follows: “Any State Party availing itself of the right of suspension [of
constitutional guarantees] shall immediately inform the other States
Parties, through the Secretary General of the Organization of American
States, of the provisions the application of which it has suspended, the
reasons that gave rise to the suspension, and the date set for the
termination of such suspension.” According to information submitted by
the OAS’s Department of International Law on March 6, 2001, the Bolivian
State did not notify the General Secretariat of its declaration of a state
of siege or of the constitutional guarantees that were suspended on April
In late January 2001, a year after the events that shook the
Republic of Ecuador and culminated with the removal from office of
President Jamil Mahuad and the investiture of Vice-President Gustavo Noboa
in his stead, a number of indigenous and grassroots organizations began to
coordinate efforts and demonstrations in order to bring about the repeal
of a series of recently-introduced economic measures. The mobilization and
protest activities of the demonstrators, who had come together from across
the country, threatened to paralyze Quito. In light of the situation of
“grave internal turmoil,” the government issued Executive Decree Nº
1214 on February 2, 2001, under which:
1. A state of national
emergency is declared, and a security zone is established in the entire
territory of the Republic.
2. Orders are given for
total national mobilization in accordance with the terms of Articles 54
and 55 of the National Security Law, for the requisitions deemed necessary
under that Law and its regulations, and for the use of public force to
restore the conditions required by the citizenry for the normal pursuit of
Art. 3. As long as the declared emergency lasts, the rights enshrined in paragraphs 12, 14, and 19 of Article 23 of the Constitution of the Republic are suspended.
4. Enforcement of this
Decree, which shall come into force on this date and irrespective of its
publication in the Official Register, shall fall to the Minister of
Government and Police and the Minister of National Defense.
According to different sources, the acts of violence carried out
between January 21 and February 6, 2001, left a total of five people dead
and almost a dozen wounded. On February 6, 2001, the Commission asked the
Government for information about the situation. To resolve the crisis, the
government and the country’s indigenous, campesino, and social
organizations signed an agreement in which the government undertook to
reduce the price of gasoline and to freeze fuel prices for a period of one
year. On February 12, 2001, the government informed the Inter-American
Commission on Human Rights that it had succeeded in “reestablishing
order, security, and peace throughout the nation’s territory.” Its
letter also reported on the violence that had led to the state of
emergency being declared, and on the agreement reached with the different
organizations; a copy of the agreement was attached.

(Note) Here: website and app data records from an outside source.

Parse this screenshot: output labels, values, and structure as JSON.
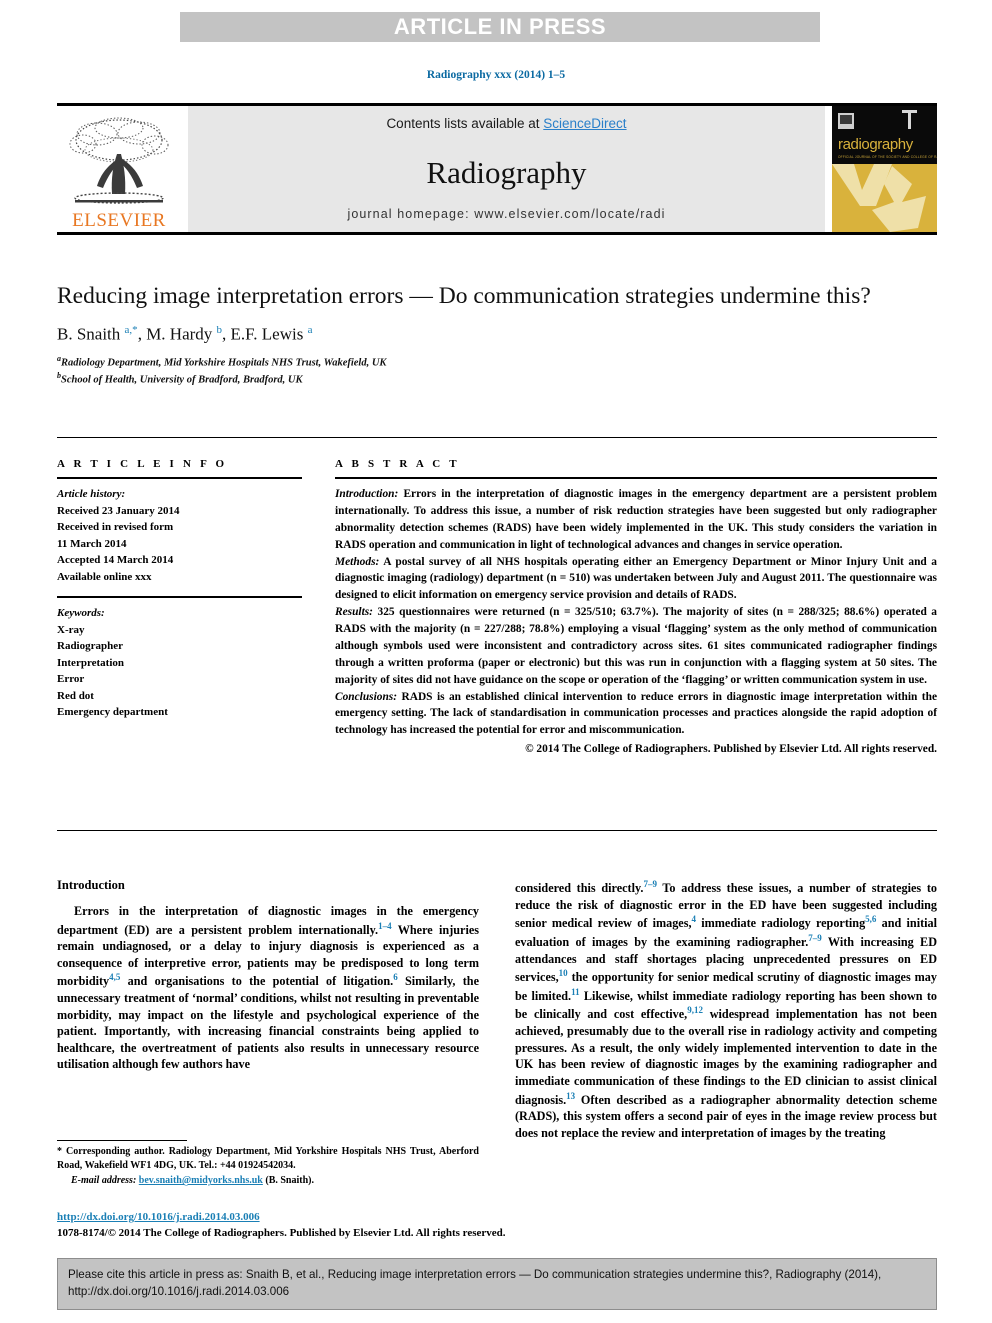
{
  "banner": {
    "label": "ARTICLE IN PRESS"
  },
  "journal_ref": "Radiography xxx (2014) 1–5",
  "masthead": {
    "contents_prefix": "Contents lists available at ",
    "sciencedirect": "ScienceDirect",
    "journal_title": "Radiography",
    "homepage": "journal homepage: www.elsevier.com/locate/radi",
    "publisher_word": "ELSEVIER",
    "cover_title": "radiography",
    "cover_subtitle": "OFFICIAL JOURNAL OF THE SOCIETY AND COLLEGE OF RADIOGRAPHERS",
    "accent_blue": "#2a7fc9",
    "elsevier_orange": "#e87722",
    "cover_gold": "#d9b23c"
  },
  "article": {
    "title": "Reducing image interpretation errors — Do communication strategies undermine this?",
    "authors_html": "B. Snaith <sup class=\"aff-mark\">a,*</sup>, M. Hardy <sup class=\"aff-mark\">b</sup>, E.F. Lewis <sup class=\"aff-mark\">a</sup>",
    "affiliations": [
      "Radiology Department, Mid Yorkshire Hospitals NHS Trust, Wakefield, UK",
      "School of Health, University of Bradford, Bradford, UK"
    ],
    "affiliation_marks": [
      "a",
      "b"
    ]
  },
  "info": {
    "heading": "A R T I C L E   I N F O",
    "history_label": "Article history:",
    "history_lines": [
      "Received 23 January 2014",
      "Received in revised form",
      "11 March 2014",
      "Accepted 14 March 2014",
      "Available online xxx"
    ],
    "keywords_label": "Keywords:",
    "keywords": [
      "X-ray",
      "Radiographer",
      "Interpretation",
      "Error",
      "Red dot",
      "Emergency department"
    ]
  },
  "abstract": {
    "heading": "A B S T R A C T",
    "sections": [
      {
        "label": "Introduction:",
        "text": " Errors in the interpretation of diagnostic images in the emergency department are a persistent problem internationally. To address this issue, a number of risk reduction strategies have been suggested but only radiographer abnormality detection schemes (RADS) have been widely implemented in the UK. This study considers the variation in RADS operation and communication in light of technological advances and changes in service operation."
      },
      {
        "label": "Methods:",
        "text": " A postal survey of all NHS hospitals operating either an Emergency Department or Minor Injury Unit and a diagnostic imaging (radiology) department (n = 510) was undertaken between July and August 2011. The questionnaire was designed to elicit information on emergency service provision and details of RADS."
      },
      {
        "label": "Results:",
        "text": " 325 questionnaires were returned (n = 325/510; 63.7%). The majority of sites (n = 288/325; 88.6%) operated a RADS with the majority (n = 227/288; 78.8%) employing a visual ‘flagging’ system as the only method of communication although symbols used were inconsistent and contradictory across sites. 61 sites communicated radiographer findings through a written proforma (paper or electronic) but this was run in conjunction with a flagging system at 50 sites. The majority of sites did not have guidance on the scope or operation of the ‘flagging’ or written communication system in use."
      },
      {
        "label": "Conclusions:",
        "text": " RADS is an established clinical intervention to reduce errors in diagnostic image interpretation within the emergency setting. The lack of standardisation in communication processes and practices alongside the rapid adoption of technology has increased the potential for error and miscommunication."
      }
    ],
    "copyright": "© 2014 The College of Radiographers. Published by Elsevier Ltd. All rights reserved."
  },
  "body": {
    "intro_heading": "Introduction",
    "left_paragraph_html": "Errors in the interpretation of diagnostic images in the emergency department (ED) are a persistent problem internationally.<sup class=\"ref\">1–4</sup> Where injuries remain undiagnosed, or a delay to injury diagnosis is experienced as a consequence of interpretive error, patients may be predisposed to long term morbidity<sup class=\"ref\">4,5</sup> and organisations to the potential of litigation.<sup class=\"ref\">6</sup> Similarly, the unnecessary treatment of ‘normal’ conditions, whilst not resulting in preventable morbidity, may impact on the lifestyle and psychological experience of the patient. Importantly, with increasing financial constraints being applied to healthcare, the overtreatment of patients also results in unnecessary resource utilisation although few authors have",
    "right_paragraph_html": "considered this directly.<sup class=\"ref\">7–9</sup> To address these issues, a number of strategies to reduce the risk of diagnostic error in the ED have been suggested including senior medical review of images,<sup class=\"ref\">4</sup> immediate radiology reporting<sup class=\"ref\">5,6</sup> and initial evaluation of images by the examining radiographer.<sup class=\"ref\">7–9</sup> With increasing ED attendances and staff shortages placing unprecedented pressures on ED services,<sup class=\"ref\">10</sup> the opportunity for senior medical scrutiny of diagnostic images may be limited.<sup class=\"ref\">11</sup> Likewise, whilst immediate radiology reporting has been shown to be clinically and cost effective,<sup class=\"ref\">9,12</sup> widespread implementation has not been achieved, presumably due to the overall rise in radiology activity and competing pressures. As a result, the only widely implemented intervention to date in the UK has been review of diagnostic images by the examining radiographer and immediate communication of these findings to the ED clinician to assist clinical diagnosis.<sup class=\"ref\">13</sup> Often described as a radiographer abnormality detection scheme (RADS), this system offers a second pair of eyes in the image review process but does not replace the review and interpretation of images by the treating"
  },
  "footnote": {
    "corresponding": "* Corresponding author. Radiology Department, Mid Yorkshire Hospitals NHS Trust, Aberford Road, Wakefield WF1 4DG, UK. Tel.: +44 01924542034.",
    "email_label": "E-mail address:",
    "email": "bev.snaith@midyorks.nhs.uk",
    "email_owner": "(B. Snaith)."
  },
  "doi": {
    "url": "http://dx.doi.org/10.1016/j.radi.2014.03.006",
    "issn_line": "1078-8174/© 2014 The College of Radiographers. Published by Elsevier Ltd. All rights reserved."
  },
  "citation_box": {
    "text": "Please cite this article in press as: Snaith B, et al., Reducing image interpretation errors — Do communication strategies undermine this?, Radiography (2014), http://dx.doi.org/10.1016/j.radi.2014.03.006"
  }
}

The government also
informed the Secretary General of the Organization of American States
about the declaration of the state of emergency, in compliance with
Article 27(3) of the American Convention on Human Rights.
The IACHR does not include in this chapter States with respect to
which the Commission is preparing general reports on the human rights
situation pursuant to Article 62 of its Regulations, or has approved
such reports during the period considered.